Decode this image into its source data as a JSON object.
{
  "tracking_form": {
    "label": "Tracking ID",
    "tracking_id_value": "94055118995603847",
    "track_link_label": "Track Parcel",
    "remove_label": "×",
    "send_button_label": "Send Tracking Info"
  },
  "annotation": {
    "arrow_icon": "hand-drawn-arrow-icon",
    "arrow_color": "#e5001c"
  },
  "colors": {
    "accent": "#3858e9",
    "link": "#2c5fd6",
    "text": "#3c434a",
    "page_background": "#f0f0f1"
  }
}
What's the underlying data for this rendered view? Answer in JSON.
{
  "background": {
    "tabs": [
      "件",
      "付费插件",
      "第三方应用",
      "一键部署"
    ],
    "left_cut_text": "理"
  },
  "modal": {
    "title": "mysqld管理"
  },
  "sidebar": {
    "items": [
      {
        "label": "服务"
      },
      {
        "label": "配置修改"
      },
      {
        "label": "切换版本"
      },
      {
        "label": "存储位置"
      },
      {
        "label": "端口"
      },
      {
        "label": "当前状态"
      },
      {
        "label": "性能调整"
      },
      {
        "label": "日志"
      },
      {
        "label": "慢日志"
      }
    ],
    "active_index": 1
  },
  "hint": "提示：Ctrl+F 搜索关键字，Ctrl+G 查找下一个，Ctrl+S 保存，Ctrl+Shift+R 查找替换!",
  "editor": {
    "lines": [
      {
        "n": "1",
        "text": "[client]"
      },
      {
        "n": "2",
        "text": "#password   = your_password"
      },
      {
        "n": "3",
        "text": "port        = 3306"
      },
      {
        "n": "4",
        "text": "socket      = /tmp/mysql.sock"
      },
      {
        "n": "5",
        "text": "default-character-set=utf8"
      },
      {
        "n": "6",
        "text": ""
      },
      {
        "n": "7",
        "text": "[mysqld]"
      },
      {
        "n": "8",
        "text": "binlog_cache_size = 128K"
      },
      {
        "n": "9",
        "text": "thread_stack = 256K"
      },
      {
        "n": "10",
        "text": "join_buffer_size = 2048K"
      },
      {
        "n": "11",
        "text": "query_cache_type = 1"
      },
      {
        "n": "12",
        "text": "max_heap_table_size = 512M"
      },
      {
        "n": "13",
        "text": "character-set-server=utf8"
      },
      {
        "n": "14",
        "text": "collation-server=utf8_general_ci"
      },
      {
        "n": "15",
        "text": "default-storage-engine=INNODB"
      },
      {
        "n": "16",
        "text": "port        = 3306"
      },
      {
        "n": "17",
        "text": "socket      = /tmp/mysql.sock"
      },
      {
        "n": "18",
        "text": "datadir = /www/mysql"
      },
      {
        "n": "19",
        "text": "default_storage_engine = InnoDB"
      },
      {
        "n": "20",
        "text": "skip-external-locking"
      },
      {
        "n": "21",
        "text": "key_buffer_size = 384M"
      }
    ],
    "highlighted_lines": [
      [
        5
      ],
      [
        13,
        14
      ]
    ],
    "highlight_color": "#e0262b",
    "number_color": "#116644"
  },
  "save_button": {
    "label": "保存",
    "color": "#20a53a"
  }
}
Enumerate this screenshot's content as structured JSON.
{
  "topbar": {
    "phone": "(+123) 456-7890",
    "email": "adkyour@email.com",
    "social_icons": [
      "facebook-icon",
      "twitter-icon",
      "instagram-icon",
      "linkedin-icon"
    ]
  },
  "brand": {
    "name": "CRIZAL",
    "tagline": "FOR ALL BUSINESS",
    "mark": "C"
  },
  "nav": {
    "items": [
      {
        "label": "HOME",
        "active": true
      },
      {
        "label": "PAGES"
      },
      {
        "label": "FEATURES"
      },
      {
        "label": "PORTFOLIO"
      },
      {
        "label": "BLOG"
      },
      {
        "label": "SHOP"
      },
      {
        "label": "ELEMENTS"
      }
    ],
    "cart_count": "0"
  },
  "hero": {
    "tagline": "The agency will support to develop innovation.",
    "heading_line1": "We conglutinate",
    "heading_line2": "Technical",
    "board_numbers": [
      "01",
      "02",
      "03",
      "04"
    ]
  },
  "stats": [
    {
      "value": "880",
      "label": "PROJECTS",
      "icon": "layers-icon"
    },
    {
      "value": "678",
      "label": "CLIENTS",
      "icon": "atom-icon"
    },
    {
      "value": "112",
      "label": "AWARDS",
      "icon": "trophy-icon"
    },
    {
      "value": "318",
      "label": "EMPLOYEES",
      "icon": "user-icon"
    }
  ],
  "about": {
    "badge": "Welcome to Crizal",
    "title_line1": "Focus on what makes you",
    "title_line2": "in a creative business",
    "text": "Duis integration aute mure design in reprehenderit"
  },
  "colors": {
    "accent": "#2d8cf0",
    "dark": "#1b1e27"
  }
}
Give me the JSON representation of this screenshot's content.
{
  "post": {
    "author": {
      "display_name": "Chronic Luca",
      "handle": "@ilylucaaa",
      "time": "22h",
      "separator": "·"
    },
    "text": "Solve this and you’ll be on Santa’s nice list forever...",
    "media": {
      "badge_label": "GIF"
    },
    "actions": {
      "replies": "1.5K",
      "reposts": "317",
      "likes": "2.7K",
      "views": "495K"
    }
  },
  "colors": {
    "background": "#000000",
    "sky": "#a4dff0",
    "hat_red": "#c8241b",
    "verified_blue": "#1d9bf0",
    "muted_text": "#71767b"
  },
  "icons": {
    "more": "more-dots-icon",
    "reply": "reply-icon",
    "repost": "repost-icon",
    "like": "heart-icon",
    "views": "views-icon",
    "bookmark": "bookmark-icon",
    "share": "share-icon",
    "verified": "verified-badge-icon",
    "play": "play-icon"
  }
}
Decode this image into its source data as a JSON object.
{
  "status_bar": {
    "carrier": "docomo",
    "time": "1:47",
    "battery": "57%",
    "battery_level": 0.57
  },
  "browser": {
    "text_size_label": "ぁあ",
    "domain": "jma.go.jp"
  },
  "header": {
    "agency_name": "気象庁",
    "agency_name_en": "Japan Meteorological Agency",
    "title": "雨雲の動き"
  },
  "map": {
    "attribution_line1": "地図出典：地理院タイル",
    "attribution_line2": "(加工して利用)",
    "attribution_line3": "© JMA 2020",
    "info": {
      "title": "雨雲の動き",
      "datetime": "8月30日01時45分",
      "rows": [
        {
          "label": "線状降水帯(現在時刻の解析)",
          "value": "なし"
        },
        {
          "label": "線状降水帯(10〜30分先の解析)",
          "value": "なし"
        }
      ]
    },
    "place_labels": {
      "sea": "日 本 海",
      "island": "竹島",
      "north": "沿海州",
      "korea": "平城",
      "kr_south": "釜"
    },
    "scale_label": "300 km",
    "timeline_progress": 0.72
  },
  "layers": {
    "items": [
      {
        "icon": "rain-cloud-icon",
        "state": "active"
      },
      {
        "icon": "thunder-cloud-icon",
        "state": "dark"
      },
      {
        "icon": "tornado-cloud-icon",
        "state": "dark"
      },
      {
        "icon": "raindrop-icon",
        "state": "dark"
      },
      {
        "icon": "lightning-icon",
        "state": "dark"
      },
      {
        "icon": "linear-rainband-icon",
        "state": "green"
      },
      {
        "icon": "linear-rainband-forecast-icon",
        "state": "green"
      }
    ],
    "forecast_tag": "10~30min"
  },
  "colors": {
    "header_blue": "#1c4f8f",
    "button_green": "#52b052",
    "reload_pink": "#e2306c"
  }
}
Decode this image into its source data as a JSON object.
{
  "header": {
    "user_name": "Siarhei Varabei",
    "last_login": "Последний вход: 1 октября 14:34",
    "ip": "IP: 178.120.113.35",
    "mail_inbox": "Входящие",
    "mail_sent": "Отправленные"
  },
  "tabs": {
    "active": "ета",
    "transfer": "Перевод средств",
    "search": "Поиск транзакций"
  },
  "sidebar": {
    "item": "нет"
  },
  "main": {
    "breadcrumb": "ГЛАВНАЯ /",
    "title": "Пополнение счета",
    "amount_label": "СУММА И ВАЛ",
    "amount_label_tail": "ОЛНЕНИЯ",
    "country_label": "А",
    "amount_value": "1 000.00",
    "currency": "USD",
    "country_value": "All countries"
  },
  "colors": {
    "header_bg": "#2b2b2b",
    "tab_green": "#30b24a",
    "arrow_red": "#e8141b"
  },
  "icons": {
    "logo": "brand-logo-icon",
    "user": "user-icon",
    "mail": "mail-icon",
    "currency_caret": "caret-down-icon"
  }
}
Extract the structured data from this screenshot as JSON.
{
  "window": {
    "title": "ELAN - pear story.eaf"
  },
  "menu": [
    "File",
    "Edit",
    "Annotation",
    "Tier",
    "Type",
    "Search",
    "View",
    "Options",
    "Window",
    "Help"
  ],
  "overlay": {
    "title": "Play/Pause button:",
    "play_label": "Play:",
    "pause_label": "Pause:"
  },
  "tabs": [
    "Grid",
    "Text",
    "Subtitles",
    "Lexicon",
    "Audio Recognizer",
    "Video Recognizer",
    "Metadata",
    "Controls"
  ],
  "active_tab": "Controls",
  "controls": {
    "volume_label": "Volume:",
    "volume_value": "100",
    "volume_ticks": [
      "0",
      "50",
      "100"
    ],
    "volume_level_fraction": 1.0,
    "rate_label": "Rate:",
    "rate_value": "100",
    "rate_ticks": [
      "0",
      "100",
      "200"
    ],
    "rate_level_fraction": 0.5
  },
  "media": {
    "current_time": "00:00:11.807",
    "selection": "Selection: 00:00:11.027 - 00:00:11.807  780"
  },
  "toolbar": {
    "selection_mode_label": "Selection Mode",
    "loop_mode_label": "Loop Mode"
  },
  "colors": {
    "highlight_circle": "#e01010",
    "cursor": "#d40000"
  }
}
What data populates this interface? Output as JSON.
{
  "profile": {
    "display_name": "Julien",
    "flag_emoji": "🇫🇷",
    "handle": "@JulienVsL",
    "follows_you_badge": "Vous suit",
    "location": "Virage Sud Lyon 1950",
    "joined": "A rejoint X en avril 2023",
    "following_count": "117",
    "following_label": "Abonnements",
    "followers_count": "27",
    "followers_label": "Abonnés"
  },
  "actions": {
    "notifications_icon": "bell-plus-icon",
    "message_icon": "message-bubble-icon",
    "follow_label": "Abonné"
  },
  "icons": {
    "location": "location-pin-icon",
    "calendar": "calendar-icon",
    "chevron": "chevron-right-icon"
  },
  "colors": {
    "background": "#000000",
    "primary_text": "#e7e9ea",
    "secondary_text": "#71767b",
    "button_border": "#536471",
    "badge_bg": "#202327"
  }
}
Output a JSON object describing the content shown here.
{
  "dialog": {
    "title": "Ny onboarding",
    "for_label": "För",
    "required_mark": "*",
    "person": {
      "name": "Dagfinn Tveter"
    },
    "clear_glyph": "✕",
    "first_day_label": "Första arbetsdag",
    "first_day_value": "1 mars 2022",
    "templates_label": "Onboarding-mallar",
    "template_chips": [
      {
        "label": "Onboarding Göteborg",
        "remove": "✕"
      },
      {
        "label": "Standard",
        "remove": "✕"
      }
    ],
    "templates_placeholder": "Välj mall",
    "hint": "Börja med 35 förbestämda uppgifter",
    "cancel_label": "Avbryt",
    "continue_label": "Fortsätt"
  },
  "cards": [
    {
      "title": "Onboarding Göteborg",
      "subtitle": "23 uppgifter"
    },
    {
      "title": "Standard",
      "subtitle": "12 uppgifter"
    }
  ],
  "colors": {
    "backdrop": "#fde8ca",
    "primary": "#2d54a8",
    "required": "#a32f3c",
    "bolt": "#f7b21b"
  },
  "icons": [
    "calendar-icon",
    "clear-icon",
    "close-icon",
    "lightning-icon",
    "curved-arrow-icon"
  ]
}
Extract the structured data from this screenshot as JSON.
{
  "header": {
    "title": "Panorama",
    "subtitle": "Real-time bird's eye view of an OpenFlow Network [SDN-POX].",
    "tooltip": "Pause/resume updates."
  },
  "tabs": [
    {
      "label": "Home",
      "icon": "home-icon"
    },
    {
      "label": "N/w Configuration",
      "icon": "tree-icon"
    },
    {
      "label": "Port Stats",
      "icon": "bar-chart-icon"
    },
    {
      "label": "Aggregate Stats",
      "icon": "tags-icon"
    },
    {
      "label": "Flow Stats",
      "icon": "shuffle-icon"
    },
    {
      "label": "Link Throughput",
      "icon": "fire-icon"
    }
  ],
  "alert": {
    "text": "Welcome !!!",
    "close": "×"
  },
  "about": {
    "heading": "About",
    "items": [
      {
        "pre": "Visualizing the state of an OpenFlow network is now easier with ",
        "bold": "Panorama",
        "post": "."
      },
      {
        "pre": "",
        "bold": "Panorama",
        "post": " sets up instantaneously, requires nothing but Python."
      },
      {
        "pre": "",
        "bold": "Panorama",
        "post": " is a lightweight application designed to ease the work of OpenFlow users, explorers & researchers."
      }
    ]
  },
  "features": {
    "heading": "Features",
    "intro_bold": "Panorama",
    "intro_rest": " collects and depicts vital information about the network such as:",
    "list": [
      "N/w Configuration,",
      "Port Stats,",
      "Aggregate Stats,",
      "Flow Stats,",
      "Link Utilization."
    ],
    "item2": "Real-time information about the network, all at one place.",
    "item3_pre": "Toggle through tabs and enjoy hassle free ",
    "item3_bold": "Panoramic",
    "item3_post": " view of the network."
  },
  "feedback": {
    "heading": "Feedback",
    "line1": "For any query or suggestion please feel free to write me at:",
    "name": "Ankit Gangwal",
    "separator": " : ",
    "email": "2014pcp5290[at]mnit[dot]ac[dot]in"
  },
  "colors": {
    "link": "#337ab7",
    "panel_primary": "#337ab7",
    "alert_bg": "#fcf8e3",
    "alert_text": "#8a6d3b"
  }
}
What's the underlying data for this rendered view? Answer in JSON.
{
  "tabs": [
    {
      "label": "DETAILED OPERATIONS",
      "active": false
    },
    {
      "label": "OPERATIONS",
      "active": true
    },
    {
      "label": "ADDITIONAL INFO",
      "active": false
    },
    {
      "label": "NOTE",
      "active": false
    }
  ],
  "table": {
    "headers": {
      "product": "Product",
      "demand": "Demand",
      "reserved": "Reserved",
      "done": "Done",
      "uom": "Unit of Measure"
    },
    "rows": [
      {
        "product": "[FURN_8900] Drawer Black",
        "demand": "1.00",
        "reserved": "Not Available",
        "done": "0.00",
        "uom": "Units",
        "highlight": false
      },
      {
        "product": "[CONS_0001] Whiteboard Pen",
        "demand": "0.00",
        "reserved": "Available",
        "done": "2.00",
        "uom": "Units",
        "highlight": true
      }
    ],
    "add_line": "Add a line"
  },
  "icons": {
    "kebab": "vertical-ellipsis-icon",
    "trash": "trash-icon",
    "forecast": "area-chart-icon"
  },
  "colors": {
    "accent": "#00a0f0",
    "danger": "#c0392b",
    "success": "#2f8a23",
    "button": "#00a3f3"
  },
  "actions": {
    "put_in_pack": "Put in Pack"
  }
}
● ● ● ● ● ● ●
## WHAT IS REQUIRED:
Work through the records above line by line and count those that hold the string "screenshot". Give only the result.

## SOLUTION FOR THIS PROBLEM:
4